The first thing I remember about landing in Boston for the 2010 Warrior 40 was one of our event staff members telling me Thompson missed his flight. They were panicked and I was never clear if he actually missed it or almost missed it. Regardless, he made it to Boston and was simply smooth.
He might have been one of the quietest players there. He was reserved around the staff, but his play over the course of three days spoke volumes.
During the first day, the Warrior 40 staff held a trick shot contest. It was up to the players to decide what they wanted to do. Thompson was among the final players to go. Most players tried flips or to leap other players, behind-the-back shots. Thompson disappeared from the field entirely. When his name was called, all of us looked around the field and didn’t see him. Until he yelled from the stands of Harvard Stadium.
He walked about halfway up the stands of the bowl and was holding his stick. The shot attempt must have been 200 yards, at least. He missed the first couple, but everyone in the stadium wanted to see him make it, so players kept tossing him balls. I lost count how many attempts he made, but when that final shot went it, there was no doubt who the winner was.
Carl Walrath, Haverford School (Haverford, Pa.), Virginia/Notre Dame

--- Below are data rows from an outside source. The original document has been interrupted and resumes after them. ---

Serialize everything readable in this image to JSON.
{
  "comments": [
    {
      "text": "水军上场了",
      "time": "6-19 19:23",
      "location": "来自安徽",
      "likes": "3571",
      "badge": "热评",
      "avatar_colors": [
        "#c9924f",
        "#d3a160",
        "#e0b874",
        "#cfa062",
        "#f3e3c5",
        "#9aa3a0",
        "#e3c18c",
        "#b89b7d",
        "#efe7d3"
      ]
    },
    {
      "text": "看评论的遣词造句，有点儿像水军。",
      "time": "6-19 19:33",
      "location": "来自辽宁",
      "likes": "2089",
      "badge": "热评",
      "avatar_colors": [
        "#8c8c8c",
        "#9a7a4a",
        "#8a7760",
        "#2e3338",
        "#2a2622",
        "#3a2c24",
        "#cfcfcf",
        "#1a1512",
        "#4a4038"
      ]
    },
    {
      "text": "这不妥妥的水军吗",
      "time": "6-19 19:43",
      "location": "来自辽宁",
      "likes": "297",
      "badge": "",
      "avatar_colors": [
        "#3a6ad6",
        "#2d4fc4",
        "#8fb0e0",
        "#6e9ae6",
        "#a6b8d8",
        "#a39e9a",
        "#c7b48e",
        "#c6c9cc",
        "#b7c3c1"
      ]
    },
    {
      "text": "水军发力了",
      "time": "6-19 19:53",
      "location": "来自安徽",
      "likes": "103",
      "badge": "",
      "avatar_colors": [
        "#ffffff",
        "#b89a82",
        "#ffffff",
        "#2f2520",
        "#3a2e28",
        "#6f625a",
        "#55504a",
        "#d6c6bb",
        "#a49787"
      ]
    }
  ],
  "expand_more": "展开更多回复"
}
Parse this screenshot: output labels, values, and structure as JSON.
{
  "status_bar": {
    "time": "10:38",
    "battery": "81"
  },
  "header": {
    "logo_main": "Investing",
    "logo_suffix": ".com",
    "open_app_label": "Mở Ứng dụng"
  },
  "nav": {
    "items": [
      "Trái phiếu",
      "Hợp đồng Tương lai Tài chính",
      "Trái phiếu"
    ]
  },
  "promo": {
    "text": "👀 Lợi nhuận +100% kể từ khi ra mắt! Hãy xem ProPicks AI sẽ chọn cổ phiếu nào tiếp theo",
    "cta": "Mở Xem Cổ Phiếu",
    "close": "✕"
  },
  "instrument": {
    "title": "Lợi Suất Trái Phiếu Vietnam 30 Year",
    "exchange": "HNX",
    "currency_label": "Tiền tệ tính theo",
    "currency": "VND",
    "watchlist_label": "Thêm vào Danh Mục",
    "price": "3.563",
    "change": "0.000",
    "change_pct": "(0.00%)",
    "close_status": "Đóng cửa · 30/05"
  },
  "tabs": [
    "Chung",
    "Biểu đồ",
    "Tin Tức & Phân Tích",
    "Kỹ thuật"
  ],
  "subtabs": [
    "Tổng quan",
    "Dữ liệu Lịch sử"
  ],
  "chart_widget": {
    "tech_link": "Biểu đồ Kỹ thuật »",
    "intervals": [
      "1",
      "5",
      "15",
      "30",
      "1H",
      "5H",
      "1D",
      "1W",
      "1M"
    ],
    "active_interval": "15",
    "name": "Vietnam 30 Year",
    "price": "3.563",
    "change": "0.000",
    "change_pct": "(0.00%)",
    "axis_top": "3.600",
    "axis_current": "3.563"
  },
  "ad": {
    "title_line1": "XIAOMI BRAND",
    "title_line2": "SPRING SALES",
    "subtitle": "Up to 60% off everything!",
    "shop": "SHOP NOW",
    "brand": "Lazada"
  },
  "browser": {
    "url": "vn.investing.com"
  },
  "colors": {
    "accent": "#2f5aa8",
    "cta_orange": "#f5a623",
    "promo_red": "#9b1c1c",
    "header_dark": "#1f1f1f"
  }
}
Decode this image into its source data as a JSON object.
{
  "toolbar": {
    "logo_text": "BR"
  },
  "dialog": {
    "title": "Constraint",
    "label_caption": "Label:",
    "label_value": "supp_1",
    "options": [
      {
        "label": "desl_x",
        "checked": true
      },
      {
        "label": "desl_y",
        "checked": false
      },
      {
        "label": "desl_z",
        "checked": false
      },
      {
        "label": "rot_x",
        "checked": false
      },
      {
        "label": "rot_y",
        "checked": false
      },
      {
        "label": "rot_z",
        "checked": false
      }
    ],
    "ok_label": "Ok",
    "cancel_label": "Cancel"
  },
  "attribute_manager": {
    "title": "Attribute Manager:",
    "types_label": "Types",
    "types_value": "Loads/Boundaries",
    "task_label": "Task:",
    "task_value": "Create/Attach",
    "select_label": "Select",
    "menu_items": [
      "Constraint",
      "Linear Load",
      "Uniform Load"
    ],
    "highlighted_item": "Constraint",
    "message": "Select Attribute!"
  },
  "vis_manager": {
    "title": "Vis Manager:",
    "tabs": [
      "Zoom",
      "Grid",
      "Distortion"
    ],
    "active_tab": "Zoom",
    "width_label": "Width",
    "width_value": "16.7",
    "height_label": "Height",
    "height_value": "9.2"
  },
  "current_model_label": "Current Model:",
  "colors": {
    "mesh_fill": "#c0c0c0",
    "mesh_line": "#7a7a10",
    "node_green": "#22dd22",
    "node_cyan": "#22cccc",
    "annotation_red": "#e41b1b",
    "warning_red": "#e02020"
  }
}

Walrath was part of a team that earned my No. 1 ranking in the ESPNHS Powerade FAB 50 after the Fords went 23-0. Walrath lives in my memory for the last 36 seconds of his high school lacrosse career. He scored the final two goals to propel Haverford School to a 5-4 victory over Malvern Prep (Malvern, Pa.) at Cabrini College to win the Inter-Ac Invitational championship, a game that ranks as the No. 33 Greatest Game of all-time (so far).
As a reporter, I’m generally unbiased when it comes to game outcomes. As a fan, I like to see an upset. But on that day, I came out to see the team that had been my preseason No. 1 clinch the title and take home the trophy (literally, Powerade gave us money to give all our No. 1s a trophy). As the clock ticked to under a minute, and Haverford School down by one, I felt sweat droplets bead on my forehead as I was trying to figure out what to do with my No. 1 team if the Fords lost. They had the best schedule, by far. I was debating it with my friend who ran the national soccer site for ESPN.
Walrath made it a moot point. He made two plays that stand out. With 36.9 seconds left to play, Walrath got a shot past Malvern’s sophomore goaltender Matt Barrett to tie the game. On the ensuing faceoff, Haverford’s Joe McCallion lost the draw over Drew Kennedy, but was able to cause the loose ball. Walrath picked up the ball, ran down the field and put the ball in the back of the net to get the score and the win. The crowd of 1,200 people went wild and it’s still one of the more exciting games I’ve seen. He finished the year with 40 assists and 28 goals, but it was those final two goals that made the memory.